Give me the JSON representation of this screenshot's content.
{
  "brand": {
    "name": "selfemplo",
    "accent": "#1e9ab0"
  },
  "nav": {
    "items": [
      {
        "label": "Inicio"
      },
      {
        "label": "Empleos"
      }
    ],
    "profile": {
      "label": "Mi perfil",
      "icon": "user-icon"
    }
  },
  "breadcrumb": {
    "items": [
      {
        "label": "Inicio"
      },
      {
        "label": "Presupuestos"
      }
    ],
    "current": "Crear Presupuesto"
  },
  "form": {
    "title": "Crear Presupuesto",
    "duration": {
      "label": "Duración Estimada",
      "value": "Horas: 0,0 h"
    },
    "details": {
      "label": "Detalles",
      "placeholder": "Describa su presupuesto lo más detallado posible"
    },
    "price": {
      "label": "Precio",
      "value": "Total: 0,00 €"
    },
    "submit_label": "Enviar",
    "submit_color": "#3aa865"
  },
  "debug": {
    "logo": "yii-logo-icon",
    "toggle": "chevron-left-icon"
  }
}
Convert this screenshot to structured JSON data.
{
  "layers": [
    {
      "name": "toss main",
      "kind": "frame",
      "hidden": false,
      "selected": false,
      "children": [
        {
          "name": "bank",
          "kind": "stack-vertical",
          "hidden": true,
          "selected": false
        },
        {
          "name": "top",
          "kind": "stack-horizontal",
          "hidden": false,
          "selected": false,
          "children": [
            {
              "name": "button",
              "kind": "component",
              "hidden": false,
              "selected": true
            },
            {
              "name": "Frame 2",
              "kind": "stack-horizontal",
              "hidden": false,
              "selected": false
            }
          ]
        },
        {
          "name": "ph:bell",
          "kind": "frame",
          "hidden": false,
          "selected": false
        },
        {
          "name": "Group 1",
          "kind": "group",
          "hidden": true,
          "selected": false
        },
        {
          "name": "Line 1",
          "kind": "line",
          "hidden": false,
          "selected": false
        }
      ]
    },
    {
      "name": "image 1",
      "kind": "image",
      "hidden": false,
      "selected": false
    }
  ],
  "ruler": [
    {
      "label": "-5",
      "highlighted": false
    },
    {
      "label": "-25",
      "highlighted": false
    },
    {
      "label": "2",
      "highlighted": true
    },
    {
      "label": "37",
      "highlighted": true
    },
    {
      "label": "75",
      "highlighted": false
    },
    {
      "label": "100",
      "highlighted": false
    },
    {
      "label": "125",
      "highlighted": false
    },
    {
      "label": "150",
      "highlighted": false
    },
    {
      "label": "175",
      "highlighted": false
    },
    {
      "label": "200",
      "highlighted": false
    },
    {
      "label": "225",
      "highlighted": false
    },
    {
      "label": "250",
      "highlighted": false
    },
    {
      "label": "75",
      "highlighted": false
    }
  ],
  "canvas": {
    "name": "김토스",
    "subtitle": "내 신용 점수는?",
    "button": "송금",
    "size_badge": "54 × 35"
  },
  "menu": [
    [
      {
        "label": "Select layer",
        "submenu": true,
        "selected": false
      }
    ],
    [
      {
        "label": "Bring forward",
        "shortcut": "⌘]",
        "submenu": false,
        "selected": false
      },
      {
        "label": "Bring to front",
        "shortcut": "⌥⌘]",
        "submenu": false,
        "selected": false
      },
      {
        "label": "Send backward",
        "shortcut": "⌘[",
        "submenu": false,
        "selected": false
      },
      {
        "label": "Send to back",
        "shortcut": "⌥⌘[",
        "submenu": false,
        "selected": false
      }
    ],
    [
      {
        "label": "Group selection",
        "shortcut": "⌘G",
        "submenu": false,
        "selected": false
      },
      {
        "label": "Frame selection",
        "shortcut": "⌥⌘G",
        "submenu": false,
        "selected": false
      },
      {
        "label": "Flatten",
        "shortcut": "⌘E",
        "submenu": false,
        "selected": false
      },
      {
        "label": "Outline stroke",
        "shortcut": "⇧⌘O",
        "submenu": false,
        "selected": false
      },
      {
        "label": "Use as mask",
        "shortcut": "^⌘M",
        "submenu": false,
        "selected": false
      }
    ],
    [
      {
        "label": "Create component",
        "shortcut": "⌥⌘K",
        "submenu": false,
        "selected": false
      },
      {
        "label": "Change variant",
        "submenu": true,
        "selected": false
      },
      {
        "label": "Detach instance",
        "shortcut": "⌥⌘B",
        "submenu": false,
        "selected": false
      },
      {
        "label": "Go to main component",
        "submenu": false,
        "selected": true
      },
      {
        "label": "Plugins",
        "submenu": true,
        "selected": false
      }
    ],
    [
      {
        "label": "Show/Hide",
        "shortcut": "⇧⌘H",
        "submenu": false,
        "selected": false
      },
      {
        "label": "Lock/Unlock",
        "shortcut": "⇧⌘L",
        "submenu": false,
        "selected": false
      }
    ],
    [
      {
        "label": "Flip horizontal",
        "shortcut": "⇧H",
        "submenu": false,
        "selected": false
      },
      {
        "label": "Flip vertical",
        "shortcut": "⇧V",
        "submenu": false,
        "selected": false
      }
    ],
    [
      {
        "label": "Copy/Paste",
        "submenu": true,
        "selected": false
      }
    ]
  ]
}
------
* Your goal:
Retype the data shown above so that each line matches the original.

* Solution below:
Give me the JSON representation of this screenshot's content.
{
  "brand": {
    "name": "selfemplo",
    "accent": "#1e9ab0"
  },
  "nav": {
    "items": [
      {
        "label": "Inicio"
      },
      {
        "label": "Empleos"
      }
    ],
    "profile": {
      "label": "Mi perfil",
      "icon": "user-icon"
    }
  },
  "breadcrumb": {
    "items": [
      {
        "label": "Inicio"
      },
      {
        "label": "Presupuestos"
      }
    ],
    "current": "Crear Presupuesto"
  },
  "form": {
    "title": "Crear Presupuesto",
    "duration": {
      "label": "Duración Estimada",
      "value": "Horas: 0,0 h"
    },
    "details": {
      "label": "Detalles",
      "placeholder": "Describa su presupuesto lo más detallado posible"
    },
    "price": {
      "label": "Precio",
      "value": "Total: 0,00 €"
    },
    "submit_label": "Enviar",
    "submit_color": "#3aa865"
  },
  "debug": {
    "logo": "yii-logo-icon",
    "toggle": "chevron-left-icon"
  }
}
Convert this screenshot to structured JSON data.
{
  "layers": [
    {
      "name": "toss main",
      "kind": "frame",
      "hidden": false,
      "selected": false,
      "children": [
        {
          "name": "bank",
          "kind": "stack-vertical",
          "hidden": true,
          "selected": false
        },
        {
          "name": "top",
          "kind": "stack-horizontal",
          "hidden": false,
          "selected": false,
          "children": [
            {
              "name": "button",
              "kind": "component",
              "hidden": false,
              "selected": true
            },
            {
              "name": "Frame 2",
              "kind": "stack-horizontal",
              "hidden": false,
              "selected": false
            }
          ]
        },
        {
          "name": "ph:bell",
          "kind": "frame",
          "hidden": false,
          "selected": false
        },
        {
          "name": "Group 1",
          "kind": "group",
          "hidden": true,
          "selected": false
        },
        {
          "name": "Line 1",
          "kind": "line",
          "hidden": false,
          "selected": false
        }
      ]
    },
    {
      "name": "image 1",
      "kind": "image",
      "hidden": false,
      "selected": false
    }
  ],
  "ruler": [
    {
      "label": "-5",
      "highlighted": false
    },
    {
      "label": "-25",
      "highlighted": false
    },
    {
      "label": "2",
      "highlighted": true
    },
    {
      "label": "37",
      "highlighted": true
    },
    {
      "label": "75",
      "highlighted": false
    },
    {
      "label": "100",
      "highlighted": false
    },
    {
      "label": "125",
      "highlighted": false
    },
    {
      "label": "150",
      "highlighted": false
    },
    {
      "label": "175",
      "highlighted": false
    },
    {
      "label": "200",
      "highlighted": false
    },
    {
      "label": "225",
      "highlighted": false
    },
    {
      "label": "250",
      "highlighted": false
    },
    {
      "label": "75",
      "highlighted": false
    }
  ],
  "canvas": {
    "name": "김토스",
    "subtitle": "내 신용 점수는?",
    "button": "송금",
    "size_badge": "54 × 35"
  },
  "menu": [
    [
      {
        "label": "Select layer",
        "submenu": true,
        "selected": false
      }
    ],
    [
      {
        "label": "Bring forward",
        "shortcut": "⌘]",
        "submenu": false,
        "selected": false
      },
      {
        "label": "Bring to front",
        "shortcut": "⌥⌘]",
        "submenu": false,
        "selected": false
      },
      {
        "label": "Send backward",
        "shortcut": "⌘[",
        "submenu": false,
        "selected": false
      },
      {
        "label": "Send to back",
        "shortcut": "⌥⌘[",
        "submenu": false,
        "selected": false
      }
    ],
    [
      {
        "label": "Group selection",
        "shortcut": "⌘G",
        "submenu": false,
        "selected": false
      },
      {
        "label": "Frame selection",
        "shortcut": "⌥⌘G",
        "submenu": false,
        "selected": false
      },
      {
        "label": "Flatten",
        "shortcut": "⌘E",
        "submenu": false,
        "selected": false
      },
      {
        "label": "Outline stroke",
        "shortcut": "⇧⌘O",
        "submenu": false,
        "selected": false
      },
      {
        "label": "Use as mask",
        "shortcut": "^⌘M",
        "submenu": false,
        "selected": false
      }
    ],
    [
      {
        "label": "Create component",
        "shortcut": "⌥⌘K",
        "submenu": false,
        "selected": false
      },
      {
        "label": "Change variant",
        "submenu": true,
        "selected": false
      },
      {
        "label": "Detach instance",
        "shortcut": "⌥⌘B",
        "submenu": false,
        "selected": false
      },
      {
        "label": "Go to main component",
        "submenu": false,
        "selected": true
      },
      {
        "label": "Plugins",
        "submenu": true,
        "selected": false
      }
    ],
    [
      {
        "label": "Show/Hide",
        "shortcut": "⇧⌘H",
        "submenu": false,
        "selected": false
      },
      {
        "label": "Lock/Unlock",
        "shortcut": "⇧⌘L",
        "submenu": false,
        "selected": false
      }
    ],
    [
      {
        "label": "Flip horizontal",
        "shortcut": "⇧H",
        "submenu": false,
        "selected": false
      },
      {
        "label": "Flip vertical",
        "shortcut": "⇧V",
        "submenu": false,
        "selected": false
      }
    ],
    [
      {
        "label": "Copy/Paste",
        "submenu": true,
        "selected": false
      }
    ]
  ]
}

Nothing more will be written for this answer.